The United States Fish and Wildlife Service kicked out its own survey July 3, which indicates a seven percent increase over last year's estimate of 45.6 million birds. The 48.6 million breeding ducks is 43 percent higher than the 1955-2010 average and only the sixth time in the survey's history the continental population has exceeded 40 million.

Cordts works with the USFWS in their survey efforts, and he is aware of how the nesting efforts are going in neighboring states.

The lack of good wetland habitat in March deceived breeding ducks. Minnesota birds pushing on to the Dakotas found that nesting conditions were not so hot there either.

Thankfully, the rains did finally come.

"We got wet here in Minnesota in the middle of May and it got wetter in June," Cordts said. "More or less the same thing happened in the Dakotas. We had a decent nesting effort this year I suspect, but it doesn't apply to every bird."

Looming as a future problem for duck breeding populations is the declining amount of habitat. Total pound counts for the United States and Canada decreased 32 percent. Conservation Reserve Acres (CRP) are presently expiring and high crop prices are encouraging farmers to put them back into production. In North Dakota, a key waterfowl breeding state CRP acres have dropped 2.3 million acres since 2007. Another 650,000 acres will be lost this season.

The Canada goose population is estimated by a helicopter survey in April. The survey came back with 434,000 birds - some 64,000 more than 2011.

DNR Wildlife Manager Don Schultz, who works out of the Fergus Falls office and is charged with keeping an eye on wildlife conditions all over Otter Tail County, has been getting calls from landowners who are having trouble with crop damage.

"We're getting a lot of reports of depredation," Schultz said. "In the case of Canada geese, you want to be able to control them."

Schultz sees the possibility of new hunting guidelines on the way.

"I would look for more liberal seasons in the future, maybe not this year, but in 2013," Schultz said.

The state presently allows hunters to take a daily bag of five Canadas during the September season and three during the regular season, which ended last year in December.

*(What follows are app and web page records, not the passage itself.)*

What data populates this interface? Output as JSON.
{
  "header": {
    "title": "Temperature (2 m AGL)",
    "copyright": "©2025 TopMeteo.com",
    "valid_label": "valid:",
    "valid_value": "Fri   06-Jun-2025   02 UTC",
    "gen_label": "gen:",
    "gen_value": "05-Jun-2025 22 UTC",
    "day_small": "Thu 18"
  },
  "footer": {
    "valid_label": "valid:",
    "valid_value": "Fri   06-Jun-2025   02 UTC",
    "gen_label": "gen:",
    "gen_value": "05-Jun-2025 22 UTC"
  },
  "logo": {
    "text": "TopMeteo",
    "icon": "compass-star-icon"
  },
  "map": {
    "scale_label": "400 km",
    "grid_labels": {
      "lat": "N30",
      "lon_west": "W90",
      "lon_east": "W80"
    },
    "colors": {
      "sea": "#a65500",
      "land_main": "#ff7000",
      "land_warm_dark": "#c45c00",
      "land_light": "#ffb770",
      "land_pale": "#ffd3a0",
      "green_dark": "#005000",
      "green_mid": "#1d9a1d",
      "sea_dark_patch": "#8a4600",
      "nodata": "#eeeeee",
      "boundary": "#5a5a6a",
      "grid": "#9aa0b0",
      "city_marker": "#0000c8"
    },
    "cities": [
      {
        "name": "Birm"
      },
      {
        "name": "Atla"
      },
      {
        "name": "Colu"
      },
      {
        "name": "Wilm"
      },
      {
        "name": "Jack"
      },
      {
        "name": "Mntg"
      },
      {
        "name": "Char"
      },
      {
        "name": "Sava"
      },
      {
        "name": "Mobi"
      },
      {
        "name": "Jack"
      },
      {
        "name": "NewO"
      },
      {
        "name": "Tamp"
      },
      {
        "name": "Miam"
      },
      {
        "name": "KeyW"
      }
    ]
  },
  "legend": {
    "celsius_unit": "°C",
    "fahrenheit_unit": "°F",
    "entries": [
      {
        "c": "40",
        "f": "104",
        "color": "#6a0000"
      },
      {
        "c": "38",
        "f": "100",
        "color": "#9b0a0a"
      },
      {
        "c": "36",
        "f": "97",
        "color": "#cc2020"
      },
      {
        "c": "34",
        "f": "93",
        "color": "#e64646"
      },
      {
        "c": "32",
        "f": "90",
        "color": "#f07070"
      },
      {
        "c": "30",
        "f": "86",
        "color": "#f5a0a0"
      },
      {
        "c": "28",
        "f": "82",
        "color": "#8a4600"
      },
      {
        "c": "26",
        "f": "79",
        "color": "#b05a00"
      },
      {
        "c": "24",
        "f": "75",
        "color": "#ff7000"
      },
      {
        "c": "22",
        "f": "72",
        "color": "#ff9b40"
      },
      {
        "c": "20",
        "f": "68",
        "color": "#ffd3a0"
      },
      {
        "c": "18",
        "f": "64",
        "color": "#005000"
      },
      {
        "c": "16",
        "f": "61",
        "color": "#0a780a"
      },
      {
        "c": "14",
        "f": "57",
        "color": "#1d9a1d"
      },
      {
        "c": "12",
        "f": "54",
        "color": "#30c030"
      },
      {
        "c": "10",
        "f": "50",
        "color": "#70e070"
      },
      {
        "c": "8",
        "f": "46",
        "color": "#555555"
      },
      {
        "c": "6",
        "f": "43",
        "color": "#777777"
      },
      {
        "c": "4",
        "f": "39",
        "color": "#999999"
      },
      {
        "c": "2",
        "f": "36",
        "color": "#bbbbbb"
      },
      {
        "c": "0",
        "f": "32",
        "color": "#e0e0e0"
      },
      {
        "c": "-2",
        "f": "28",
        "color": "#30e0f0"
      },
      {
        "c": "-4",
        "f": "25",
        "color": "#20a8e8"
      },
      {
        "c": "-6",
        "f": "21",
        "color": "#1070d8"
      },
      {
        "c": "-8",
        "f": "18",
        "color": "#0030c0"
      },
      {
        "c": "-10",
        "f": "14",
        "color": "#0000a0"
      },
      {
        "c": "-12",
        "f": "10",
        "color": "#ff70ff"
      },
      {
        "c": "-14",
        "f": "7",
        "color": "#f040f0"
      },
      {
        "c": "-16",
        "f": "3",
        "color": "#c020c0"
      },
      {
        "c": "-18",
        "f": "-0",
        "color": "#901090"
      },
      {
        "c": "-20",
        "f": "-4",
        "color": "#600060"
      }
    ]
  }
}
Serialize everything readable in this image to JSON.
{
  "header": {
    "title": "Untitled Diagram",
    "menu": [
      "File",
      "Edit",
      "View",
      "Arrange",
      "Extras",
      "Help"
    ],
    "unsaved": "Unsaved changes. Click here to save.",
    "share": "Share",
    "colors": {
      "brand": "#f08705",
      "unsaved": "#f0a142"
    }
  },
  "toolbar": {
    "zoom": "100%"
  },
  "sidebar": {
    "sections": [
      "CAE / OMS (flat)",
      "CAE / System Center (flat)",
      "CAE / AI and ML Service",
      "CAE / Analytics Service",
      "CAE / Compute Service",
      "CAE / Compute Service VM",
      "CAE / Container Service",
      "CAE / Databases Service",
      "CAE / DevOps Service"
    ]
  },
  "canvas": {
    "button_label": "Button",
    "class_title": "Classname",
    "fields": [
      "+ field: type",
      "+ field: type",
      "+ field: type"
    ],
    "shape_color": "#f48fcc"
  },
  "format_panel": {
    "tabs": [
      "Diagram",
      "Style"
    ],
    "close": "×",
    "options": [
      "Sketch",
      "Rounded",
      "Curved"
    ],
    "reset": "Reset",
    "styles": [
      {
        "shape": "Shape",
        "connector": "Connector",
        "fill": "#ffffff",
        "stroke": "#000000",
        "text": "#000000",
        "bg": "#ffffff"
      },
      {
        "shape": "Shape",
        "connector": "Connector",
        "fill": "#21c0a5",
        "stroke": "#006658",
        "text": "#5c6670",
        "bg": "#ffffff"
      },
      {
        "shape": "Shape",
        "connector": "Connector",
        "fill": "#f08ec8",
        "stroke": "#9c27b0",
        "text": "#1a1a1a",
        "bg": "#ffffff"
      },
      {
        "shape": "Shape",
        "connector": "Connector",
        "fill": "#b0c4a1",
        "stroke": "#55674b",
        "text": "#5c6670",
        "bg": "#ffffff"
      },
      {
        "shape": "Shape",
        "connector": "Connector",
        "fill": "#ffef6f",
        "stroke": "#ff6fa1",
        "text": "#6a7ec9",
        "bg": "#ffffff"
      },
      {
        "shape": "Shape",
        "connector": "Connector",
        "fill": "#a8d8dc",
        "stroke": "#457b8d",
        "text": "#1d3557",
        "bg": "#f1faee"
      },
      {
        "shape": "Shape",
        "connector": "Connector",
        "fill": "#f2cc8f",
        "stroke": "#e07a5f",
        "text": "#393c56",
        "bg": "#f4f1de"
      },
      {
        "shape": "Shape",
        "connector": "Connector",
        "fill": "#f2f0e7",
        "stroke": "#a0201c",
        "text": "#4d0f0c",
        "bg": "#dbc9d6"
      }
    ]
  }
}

Schultz also did not rule out the idea the early Minnesota goose season could be changed to an August date in the future.